// wraparound is enabled if layers within map support it


If your map has wrap around enabled and you're working with map locations, map extents, or are editing or sketching geometries with a map, you must normalize the geometries.

Some maps do not support wrap around; maps that do support wrap around will automatically be displayed in wrap around

Rotate the map

You may not want your map to display in a North-South direction in your device. You can reorient your map in the map view by setting the viewpoint rotation. A positive rotation value rotates the map in a counterclockwise and a negative rotation value rotates the map in a clockwise direction.

final ListenableFuture<Boolean> viewpointSetFuture = mapView.setViewpointRotationAsync(90);
viewpointSetFuture.addDoneListener(new Runnable() {
  public void run() {
    try {
      boolean completed = viewpointSetFuture.get();
      if (completed)
        showMessage("Rotation completed successfully");
    } catch (InterruptedException e) {
      showMessage("Rotation interrupted");
    } catch (ExecutionException e) {
      // Deal with exception during animation...

Enhance the user's map interaction

You can provide extra functionality as your users interact with the map by implementing your own map touch listener. Each method on your listener will receive the touch event information at the position that the user interacted with the screen. You just need to add code within the method to use these coordinates.

The easiest way to do this is to make use of the existing DefaultMapViewOnTouchListener.

  1. Create a class that extends the DefaultMapViewOnTouchListener.
    class MapSingleTapListener extends DefaultMapViewOnTouchListener {
  2. Override the methods corresponding to the gestures you want to change the behaviour of. In this example, the single-tap gesture is changed to display the tapped location in map coordinates by overriding onSingleTapConfirmed.
    public boolean onSingleTapConfirmed(MotionEvent e) {
      Point mapPoint = mapView.screenToLocation(new, (int)e.getY()));
      showMessage(String.format("User tapped on the map at (%.3f,%.3f)", mapPoint.getX(), mapPoint.getY()));
      return true;
  3. Set an instance of your new listener class onto the MapView.
    mapView.setOnTouchListener(new MapSingleTapListener(context, mapView));

Alternatively, you can directly implement the MapView.OnTouchListener interface, and handle all gestures yourself.

Take a snapshot of the map

Take a snapshot, or screen capture, of the visible area of a map using the map view's exportImageAsync method. Use the image within the app or store it in a file to be shared, printed, or included in other documents.

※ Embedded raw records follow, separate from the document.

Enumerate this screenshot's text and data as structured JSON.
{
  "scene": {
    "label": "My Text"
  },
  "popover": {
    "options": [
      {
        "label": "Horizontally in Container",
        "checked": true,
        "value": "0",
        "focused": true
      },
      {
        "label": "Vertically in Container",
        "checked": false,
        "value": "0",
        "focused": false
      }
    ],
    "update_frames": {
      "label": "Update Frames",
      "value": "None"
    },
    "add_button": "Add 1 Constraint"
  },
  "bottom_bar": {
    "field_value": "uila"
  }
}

The code below demonstrates how to save the exported Bitmap, returned from the exportImageAsync method future, to a file in the Pictures directory of the devices local storage. Note that this code will require the WRITE_EXTERNAL_STORAGE Android permission.

final ListenableFuture<Bitmap> exportImageFuture = mapView.exportImageAsync();
exportImageFuture.addDoneListener(new Runnable() {
  public void run() {
    try {
      // Get the resulting Bitmap from the future
      Bitmap bitmap = exportImageFuture.get();

      if (bitmap != null) {
        // Create a File to write the Bitmap into
        File file = new File(Environment.getExternalStoragePublicDirectory(Environment.DIRECTORY_PICTURES), "map.png");
        FileOutputStream fileOutputStream;
        try {
          // Write the Bitmap into the file and close the file stream.
          fileOutputStream = new FileOutputStream(file);
          bitmap.compress(Bitmap.CompressFormat.PNG, 100, fileOutputStream);
        } catch (IOException e) {
          // Deal with exception writing file...

    } catch (InterruptedException | ExecutionException e) {
      // Deal with exception during export...


If you want to store this image as a thumbnail of a portal item, be aware that the size limit of a thumbnail is 1 MB. Check the image size before saving the image as a thumbnail and, if necessary resize it.

Filter data by time

Some layer types are time-aware, meaning they contain temporal data that can be filtered. Runtime has rich support for time-aware layers and data. To learn more, see Visualize and compare data over time.